Saving Nature Deadline

Charlotte Delaney


In 2010,  196 countries gathered in Japan to talk about goals to save nature. They set 20 goals and set a deadline for 2020. Even though we didn’t complete any, we particularly completed 6 of the goals. The average of the participating countries reported more than a third of national targets were on track to be met. Half of the nation’s targets were seeing slower progress, and 11% of targets show no scientific process and only 1% are moving in the wrong direction.

The six goals that were partially met are preventing invasive species, conserving protected areas, access to and sharing benefits from genetic resources, biodiversity strategies and action plans, sharing information, and mobilizing resources. A number of places have successfully put an end to invasive species. Some countries have introduced good fisheries management policies, which helped build back marine fish stocks that have been hit hard by overfishing and environmental degradation. Also, habitat loss and degradation remain high, especially in forests, tropical regions, wetlands, and rivers are fragmenting. Pollution is still rampant; with plastic still in our ocean, coral reefs are dying from all the plastic.

These lackluster efforts are reflected in our funding. Our government globally spends about $78-91 billion dollars a year on biodiversity efforts.
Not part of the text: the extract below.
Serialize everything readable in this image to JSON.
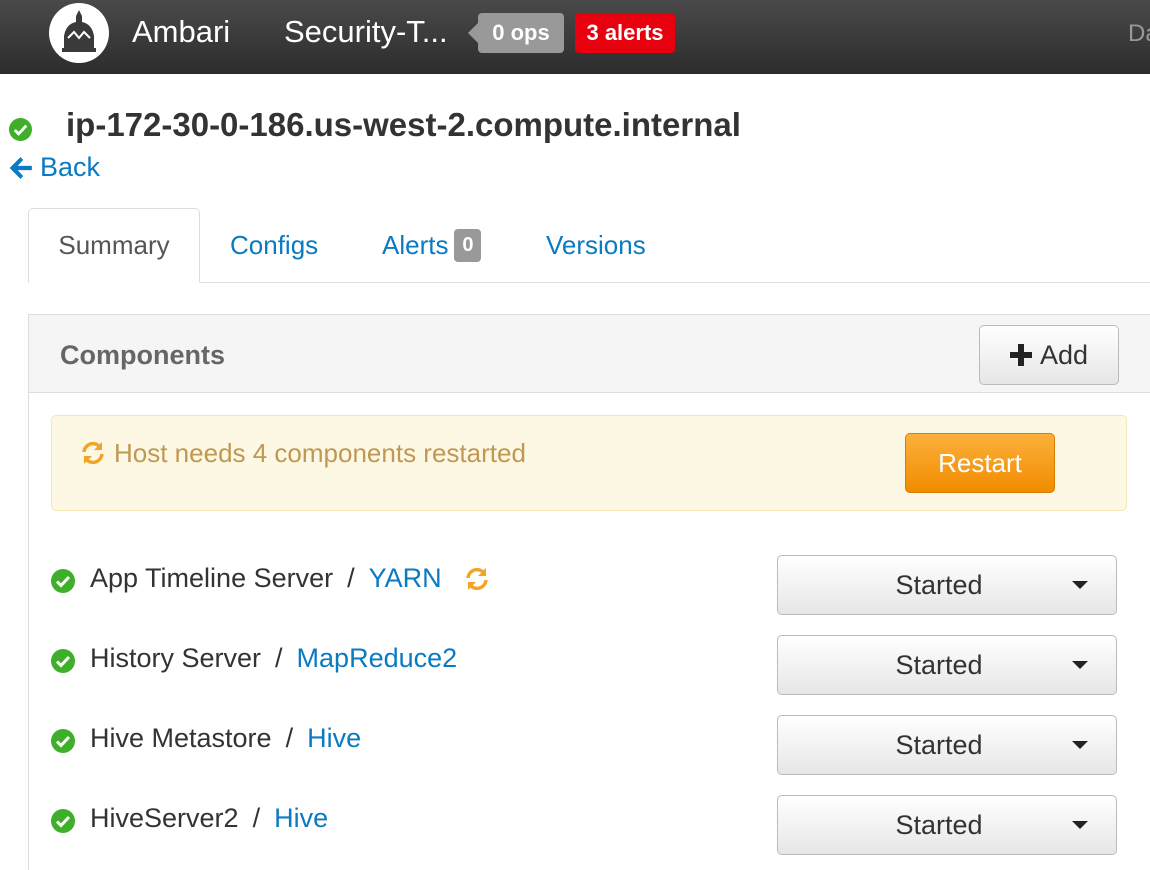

Even areas that have made progress haven’t really made progress but we have significantly expanded the number of protected natural areas, both on land and in the sea. We have also introduced more conservation measures like restrictions on hunting and fishing, which have paid off.
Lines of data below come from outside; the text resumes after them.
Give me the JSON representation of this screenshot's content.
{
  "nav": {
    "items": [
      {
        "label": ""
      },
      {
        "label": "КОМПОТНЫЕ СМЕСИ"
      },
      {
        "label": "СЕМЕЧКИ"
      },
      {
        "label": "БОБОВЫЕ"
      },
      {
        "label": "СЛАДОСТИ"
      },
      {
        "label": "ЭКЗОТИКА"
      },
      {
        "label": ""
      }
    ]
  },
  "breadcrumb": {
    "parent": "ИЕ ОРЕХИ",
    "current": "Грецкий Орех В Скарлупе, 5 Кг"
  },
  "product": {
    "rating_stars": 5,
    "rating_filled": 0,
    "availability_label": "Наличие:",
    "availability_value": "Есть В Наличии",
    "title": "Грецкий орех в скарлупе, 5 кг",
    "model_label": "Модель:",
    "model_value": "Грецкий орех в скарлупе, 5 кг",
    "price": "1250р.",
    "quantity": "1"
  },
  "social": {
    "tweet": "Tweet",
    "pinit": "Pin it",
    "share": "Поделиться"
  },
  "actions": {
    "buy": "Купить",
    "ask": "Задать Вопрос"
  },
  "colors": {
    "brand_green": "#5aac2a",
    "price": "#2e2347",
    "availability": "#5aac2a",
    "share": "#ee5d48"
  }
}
We set goals 10 years ago and we still haven’t made any of those goals, but we have made progress in 6 of the goals.